Assignment
In the entries below, how many lines hold the string "title"? Answer with the number only.

Information given
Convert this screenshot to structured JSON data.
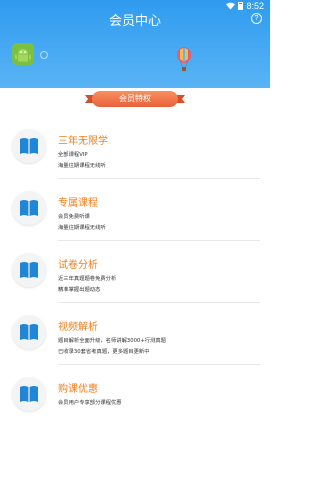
{
  "status_bar": {
    "time": "8:52"
  },
  "header": {
    "title": "会员中心",
    "help": "?"
  },
  "badge": {
    "label": "会员特权"
  },
  "features": [
    {
      "title": "三年无限学",
      "lines": [
        "全部课程VIP",
        "海量往期课程无线听"
      ]
    },
    {
      "title": "专属课程",
      "lines": [
        "会员免费听课",
        "海量往期课程无线听"
      ]
    },
    {
      "title": "试卷分析",
      "lines": [
        "近三年真题题卷免费分析",
        "精准掌握出题动态"
      ]
    },
    {
      "title": "视频解析",
      "lines": [
        "题目解析全面升级，名师讲解3000+行测真题",
        "已收录30套省考真题，更多题目更新中"
      ]
    },
    {
      "title": "购课优惠",
      "lines": [
        "会员用户专享部分课程优惠"
      ]
    }
  ],
  "colors": {
    "header_top": "#2f9bef",
    "header_bottom": "#59b4f5",
    "accent": "#f07f1f",
    "badge": "#ee6a40",
    "book_icon": "#1f86d8"
  }
}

Answer for this exercise
6